Good luck w/ that. When I still lived at home a ‘wild’ rooster took up residence in a nearby tree. Between us & the neighbors, there were 7 college degrees that couldn’t get the (not so) stoopit thing. Of course, living in Greater Suburbia, shooting it was specifically frowned upon by the local PD…& they would have investigated a gunshot in a low-crime neighborhood).
I almost chased it down & caught it one day but then it went under the row of pine trees & I had to slow down to go thru them.
- we think it was a pet that escaped, but we don’t know from where. It can & did fly for short distances.
How did you get little boys without a rooster?
Check your local laws as to your right to peace and quiet. Basically, every community has laws about when you can disturb your neighbors with annoying noises.
Some folks buy fertilized eggs and incubation takes place “at home”. Until they hatch you don’t know what you’ll get.
You can also buy hatched chicks. Straight run as I recall is not sexed, so you again don’t know what you’ve got.
That must have been demoralizing. I mean, Batman has little trouble catching a Penquin…
This is why God made sling-shots, BB guns and pellet rifles.
My wife’s Flock of Satan start up about 4am, and she has them spread out all over the place, so you get a horrific “Call and Response” situation that goes on pretty much all GD day!
God, I hate chickens. :mad:
When I first moved into my apartment in Panama City, the people in the neighboring 2-story house had a rooster that they would allow to walk around on the roof of our parking garage, which was on the same level as their second floor. The thing would start crowing at 3 AM, and since I was only two floors above it it was a major annoyance.
I investigated the possibilities of strychnine-laced corn, but was concerned about poisoning the neighbors in case they decided to eat if when it died. Fortunately I moved to the 15th floor where it wasn’t so loud, but it was still a pest. Eventually it disappeared. I sincerely hope it ended up as soup.
Penguins waddle, & not very quickly either.
That would have required spending money to acquire one of those items. Much more challenging jury-rigging something up with what’s found in the garage/shed/basement.
Or sometimes when they get sexed, the person doing the sexing will accidentally toss a boy in with the girls. You can watch Mike Rowe’s Dirty Jobs videos on You Tube to see how it’s done. The pros are very fast and I can see how they can make a mistake every once in a while.
My sister got a male once, probably this way, when she bought what were supposed to be all hens. She found him a place in the country to live when he started crowing at all hours.
In her area of the suburbs, she was legally allowed to have up to five hens and no roosters. She had at least eleven at one point but her neighbors were cool with that. Her daughters would sell some of them the eggs.
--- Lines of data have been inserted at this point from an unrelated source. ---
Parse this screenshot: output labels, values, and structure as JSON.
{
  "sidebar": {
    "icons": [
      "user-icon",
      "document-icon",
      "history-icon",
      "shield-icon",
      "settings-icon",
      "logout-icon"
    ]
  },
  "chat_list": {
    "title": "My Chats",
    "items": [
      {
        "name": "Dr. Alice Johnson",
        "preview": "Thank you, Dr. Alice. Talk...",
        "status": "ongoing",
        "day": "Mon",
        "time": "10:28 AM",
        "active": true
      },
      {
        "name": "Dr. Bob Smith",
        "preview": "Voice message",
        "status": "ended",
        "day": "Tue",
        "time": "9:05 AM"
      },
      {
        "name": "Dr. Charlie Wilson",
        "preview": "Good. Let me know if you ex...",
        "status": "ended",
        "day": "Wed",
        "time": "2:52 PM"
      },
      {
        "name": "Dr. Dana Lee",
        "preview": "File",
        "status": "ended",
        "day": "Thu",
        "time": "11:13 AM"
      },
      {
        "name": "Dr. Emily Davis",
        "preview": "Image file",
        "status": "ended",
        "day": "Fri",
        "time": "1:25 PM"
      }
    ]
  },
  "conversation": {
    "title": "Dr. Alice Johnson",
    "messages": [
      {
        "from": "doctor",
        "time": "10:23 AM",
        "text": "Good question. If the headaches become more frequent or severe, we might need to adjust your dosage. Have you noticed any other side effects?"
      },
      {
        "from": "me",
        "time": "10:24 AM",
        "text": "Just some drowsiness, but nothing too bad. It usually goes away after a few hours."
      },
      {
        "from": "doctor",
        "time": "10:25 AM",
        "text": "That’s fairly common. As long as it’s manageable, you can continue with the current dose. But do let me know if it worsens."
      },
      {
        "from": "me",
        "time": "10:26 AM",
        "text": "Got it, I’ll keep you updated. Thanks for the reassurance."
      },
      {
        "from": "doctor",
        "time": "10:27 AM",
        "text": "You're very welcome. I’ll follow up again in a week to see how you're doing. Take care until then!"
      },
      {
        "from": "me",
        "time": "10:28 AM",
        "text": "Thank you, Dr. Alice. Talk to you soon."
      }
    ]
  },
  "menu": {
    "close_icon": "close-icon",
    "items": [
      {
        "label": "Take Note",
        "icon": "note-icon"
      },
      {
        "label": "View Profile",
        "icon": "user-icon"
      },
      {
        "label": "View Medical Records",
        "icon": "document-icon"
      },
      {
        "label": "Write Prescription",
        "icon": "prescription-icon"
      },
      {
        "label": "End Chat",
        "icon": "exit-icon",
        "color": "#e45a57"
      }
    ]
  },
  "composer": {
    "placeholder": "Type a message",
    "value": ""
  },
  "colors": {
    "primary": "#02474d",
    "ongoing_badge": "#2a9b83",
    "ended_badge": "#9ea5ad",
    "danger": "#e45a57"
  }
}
I would be more worried that there was a paper trail for said items…
Just posting because it tickled me that Hopeful Crow is here in this thread.
I have a very funny pic in my head.